▸ **What you have to do**:
From the first line to the last, set down the material exactly, leaving out its pictures.

Records for processing Start Marker

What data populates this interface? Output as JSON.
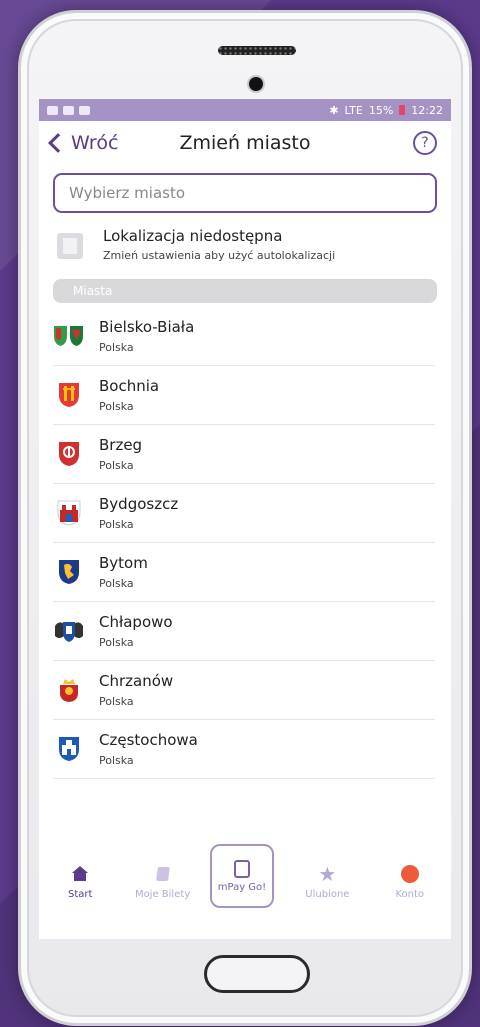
{
  "status_bar": {
    "battery": "15%",
    "time": "12:22",
    "network": "LTE"
  },
  "header": {
    "back_label": "Wróć",
    "title": "Zmień miasto",
    "help": "?"
  },
  "search": {
    "placeholder": "Wybierz miasto",
    "value": ""
  },
  "location": {
    "title": "Lokalizacja niedostępna",
    "subtitle": "Zmień ustawienia aby użyć autolokalizacji"
  },
  "section": {
    "label": "Miasta"
  },
  "cities": [
    {
      "name": "Bielsko-Biała",
      "country": "Polska"
    },
    {
      "name": "Bochnia",
      "country": "Polska"
    },
    {
      "name": "Brzeg",
      "country": "Polska"
    },
    {
      "name": "Bydgoszcz",
      "country": "Polska"
    },
    {
      "name": "Bytom",
      "country": "Polska"
    },
    {
      "name": "Chłapowo",
      "country": "Polska"
    },
    {
      "name": "Chrzanów",
      "country": "Polska"
    },
    {
      "name": "Częstochowa",
      "country": "Polska"
    }
  ],
  "nav": {
    "start": "Start",
    "tickets": "Moje Bilety",
    "mpay": "mPay Go!",
    "favorites": "Ulubione",
    "account": "Konto"
  },
  "colors": {
    "primary": "#5b3a8c",
    "accent_light": "#b6a7d6",
    "status_bar": "#a493c3"
  }
}
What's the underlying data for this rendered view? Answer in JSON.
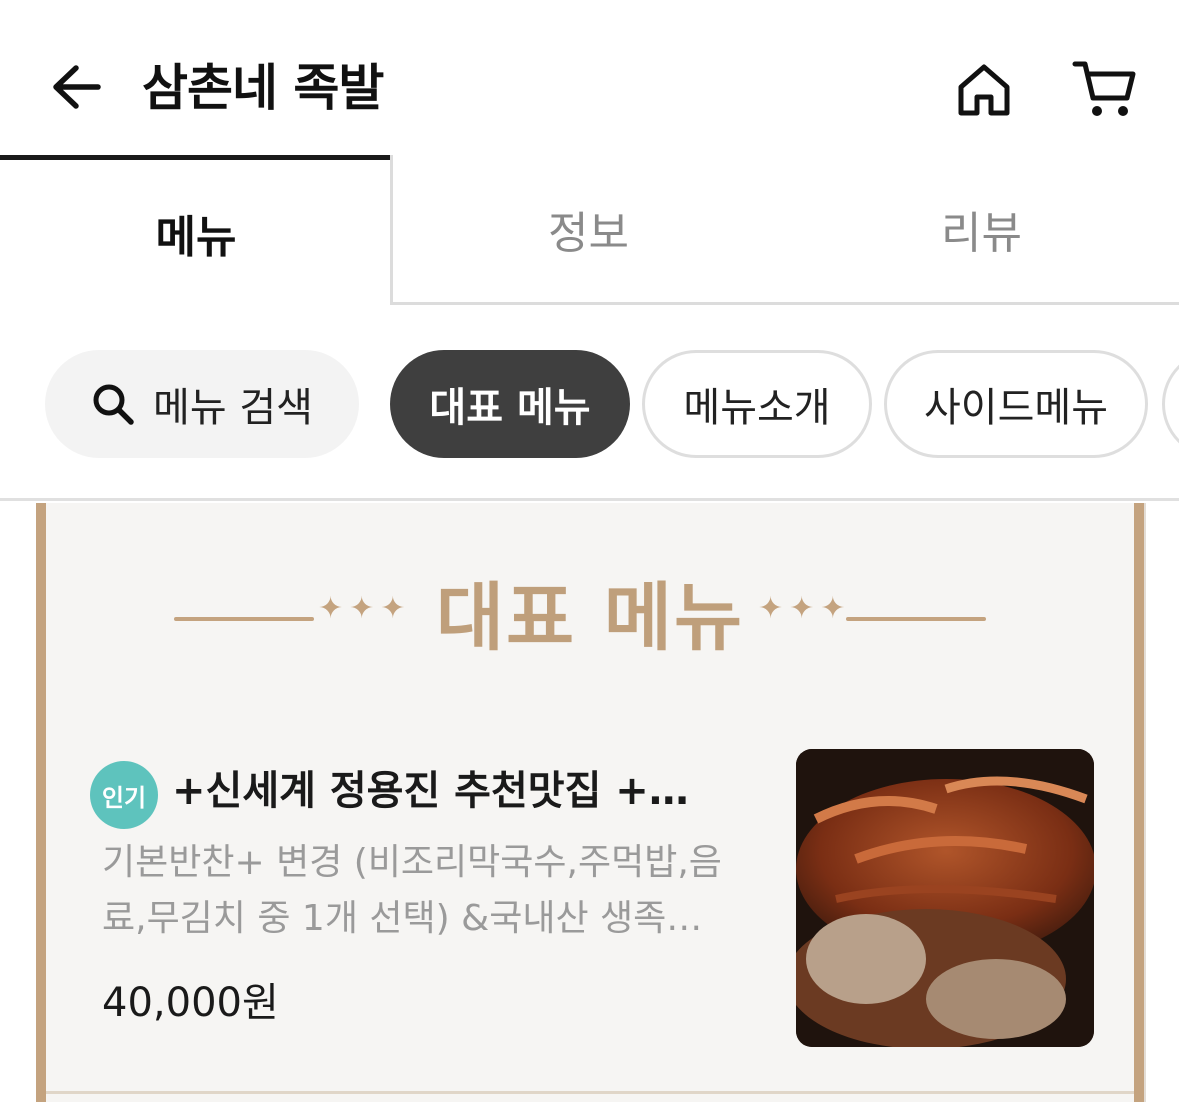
{
  "header": {
    "title": "삼촌네 족발",
    "back_icon": "arrow-left-icon",
    "home_icon": "home-icon",
    "cart_icon": "cart-icon"
  },
  "tabs": [
    {
      "label": "메뉴",
      "active": true
    },
    {
      "label": "정보",
      "active": false
    },
    {
      "label": "리뷰",
      "active": false
    }
  ],
  "filters": {
    "search_label": "메뉴 검색",
    "chips": [
      {
        "label": "대표 메뉴",
        "selected": true
      },
      {
        "label": "메뉴소개",
        "selected": false
      },
      {
        "label": "사이드메뉴",
        "selected": false
      }
    ]
  },
  "section": {
    "title": "대표 메뉴",
    "accent_color": "#c4a37f"
  },
  "items": [
    {
      "badge": "인기",
      "name": "+신세계 정용진 추천맛집 +…",
      "description": "기본반찬+ 변경 (비조리막국수,주먹밥,음료,무김치  중 1개 선택) &국내산 생족…",
      "price": "40,000원"
    }
  ],
  "colors": {
    "badge": "#5ec3bd",
    "selected_chip": "#3f3f3f",
    "frame": "#c4a37f"
  }
}
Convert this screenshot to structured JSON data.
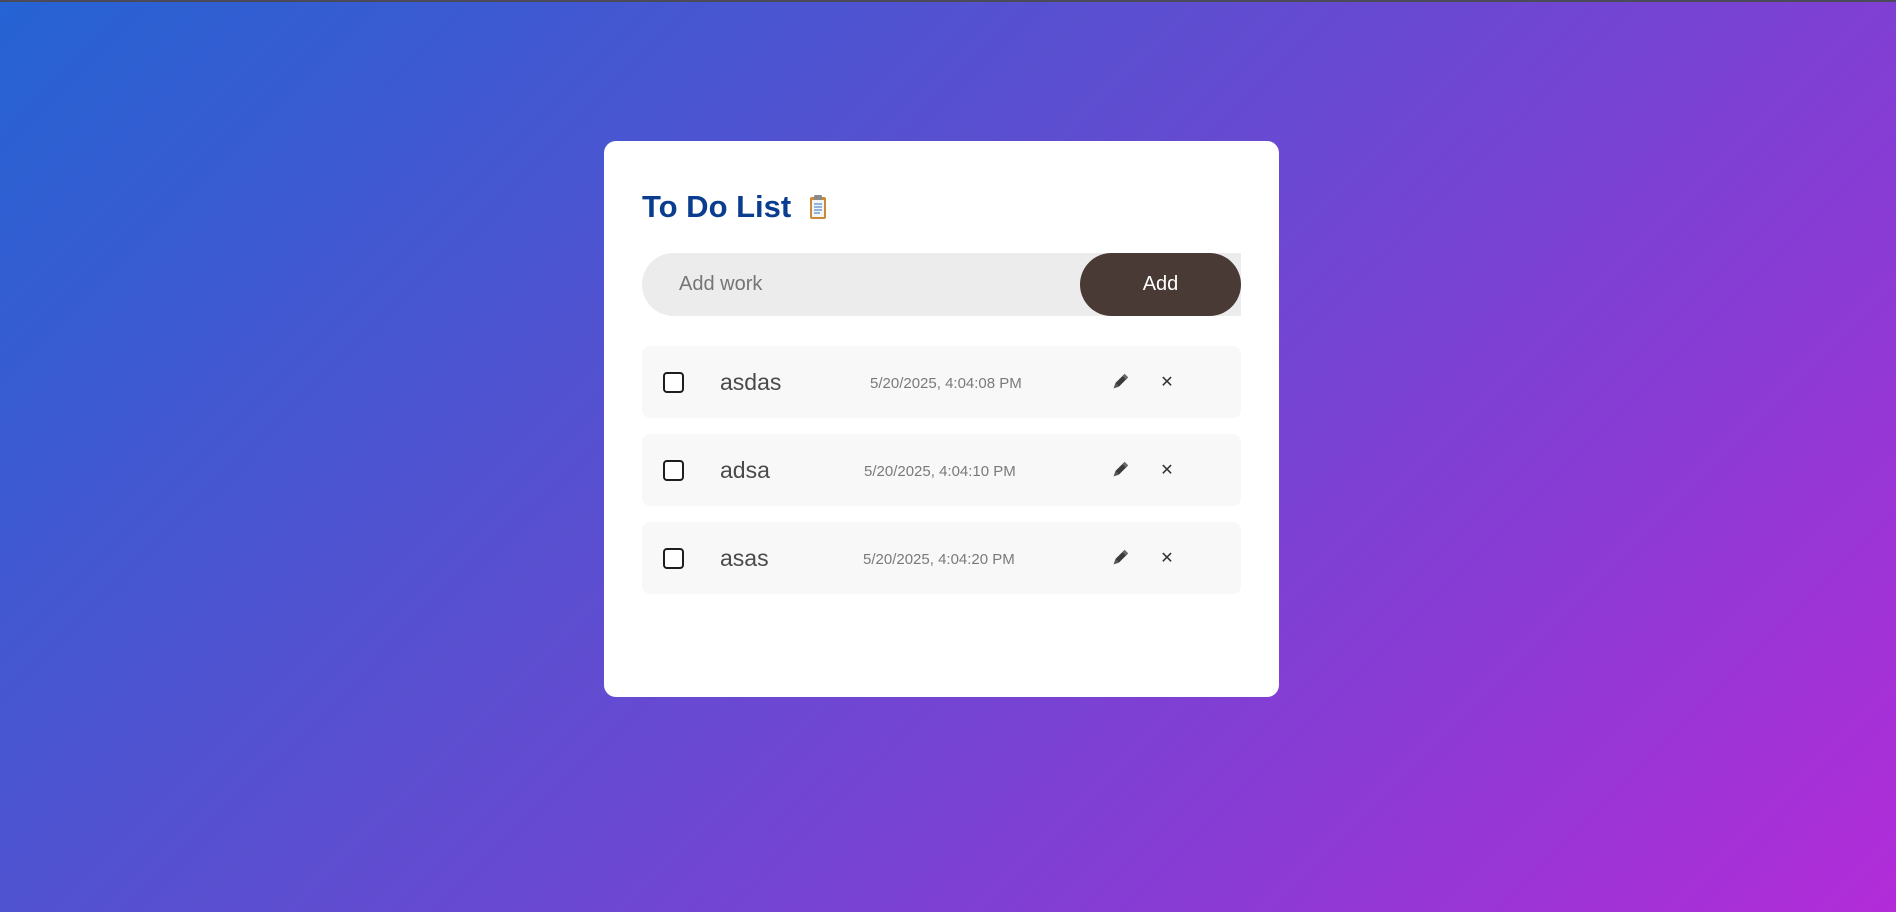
{
  "app": {
    "title": "To Do List",
    "title_icon": "clipboard-icon"
  },
  "input": {
    "value": "",
    "placeholder": "Add work"
  },
  "add_button": {
    "label": "Add"
  },
  "tasks": [
    {
      "text": "asdas",
      "time": "5/20/2025, 4:04:08 PM",
      "done": false
    },
    {
      "text": "adsa",
      "time": "5/20/2025, 4:04:10 PM",
      "done": false
    },
    {
      "text": "asas",
      "time": "5/20/2025, 4:04:20 PM",
      "done": false
    }
  ],
  "actions": {
    "edit_icon": "pencil-icon",
    "delete_icon": "close-icon",
    "delete_glyph": "✕"
  },
  "colors": {
    "title": "#0a3d8f",
    "add_button": "#4a3a36",
    "gradient_start": "#2563d3",
    "gradient_end": "#b22cd8"
  }
}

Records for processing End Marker

▸ **Solution**:
What data populates this interface? Output as JSON.
{
  "status_bar": {
    "battery": "15%",
    "time": "12:22",
    "network": "LTE"
  },
  "header": {
    "back_label": "Wróć",
    "title": "Zmień miasto",
    "help": "?"
  },
  "search": {
    "placeholder": "Wybierz miasto",
    "value": ""
  },
  "location": {
    "title": "Lokalizacja niedostępna",
    "subtitle": "Zmień ustawienia aby użyć autolokalizacji"
  },
  "section": {
    "label": "Miasta"
  },
  "cities": [
    {
      "name": "Bielsko-Biała",
      "country": "Polska"
    },
    {
      "name": "Bochnia",
      "country": "Polska"
    },
    {
      "name": "Brzeg",
      "country": "Polska"
    },
    {
      "name": "Bydgoszcz",
      "country": "Polska"
    },
    {
      "name": "Bytom",
      "country": "Polska"
    },
    {
      "name": "Chłapowo",
      "country": "Polska"
    },
    {
      "name": "Chrzanów",
      "country": "Polska"
    },
    {
      "name": "Częstochowa",
      "country": "Polska"
    }
  ],
  "nav": {
    "start": "Start",
    "tickets": "Moje Bilety",
    "mpay": "mPay Go!",
    "favorites": "Ulubione",
    "account": "Konto"
  },
  "colors": {
    "primary": "#5b3a8c",
    "accent_light": "#b6a7d6",
    "status_bar": "#a493c3"
  }
}
What's the underlying data for this rendered view? Answer in JSON.
{
  "header": {
    "title": "삼촌네 족발",
    "back_icon": "arrow-left-icon",
    "home_icon": "home-icon",
    "cart_icon": "cart-icon"
  },
  "tabs": [
    {
      "label": "메뉴",
      "active": true
    },
    {
      "label": "정보",
      "active": false
    },
    {
      "label": "리뷰",
      "active": false
    }
  ],
  "filters": {
    "search_label": "메뉴 검색",
    "chips": [
      {
        "label": "대표 메뉴",
        "selected": true
      },
      {
        "label": "메뉴소개",
        "selected": false
      },
      {
        "label": "사이드메뉴",
        "selected": false
      }
    ]
  },
  "section": {
    "title": "대표 메뉴",
    "accent_color": "#c4a37f"
  },
  "items": [
    {
      "badge": "인기",
      "name": "+신세계 정용진 추천맛집 +…",
      "description": "기본반찬+ 변경 (비조리막국수,주먹밥,음료,무김치  중 1개 선택) &국내산 생족…",
      "price": "40,000원"
    }
  ],
  "colors": {
    "badge": "#5ec3bd",
    "selected_chip": "#3f3f3f",
    "frame": "#c4a37f"
  }
}
Convert this screenshot to structured JSON data.
{
  "app": {
    "title": "To Do List",
    "title_icon": "clipboard-icon"
  },
  "input": {
    "value": "",
    "placeholder": "Add work"
  },
  "add_button": {
    "label": "Add"
  },
  "tasks": [
    {
      "text": "asdas",
      "time": "5/20/2025, 4:04:08 PM",
      "done": false
    },
    {
      "text": "adsa",
      "time": "5/20/2025, 4:04:10 PM",
      "done": false
    },
    {
      "text": "asas",
      "time": "5/20/2025, 4:04:20 PM",
      "done": false
    }
  ],
  "actions": {
    "edit_icon": "pencil-icon",
    "delete_icon": "close-icon",
    "delete_glyph": "✕"
  },
  "colors": {
    "title": "#0a3d8f",
    "add_button": "#4a3a36",
    "gradient_start": "#2563d3",
    "gradient_end": "#b22cd8"
  }
}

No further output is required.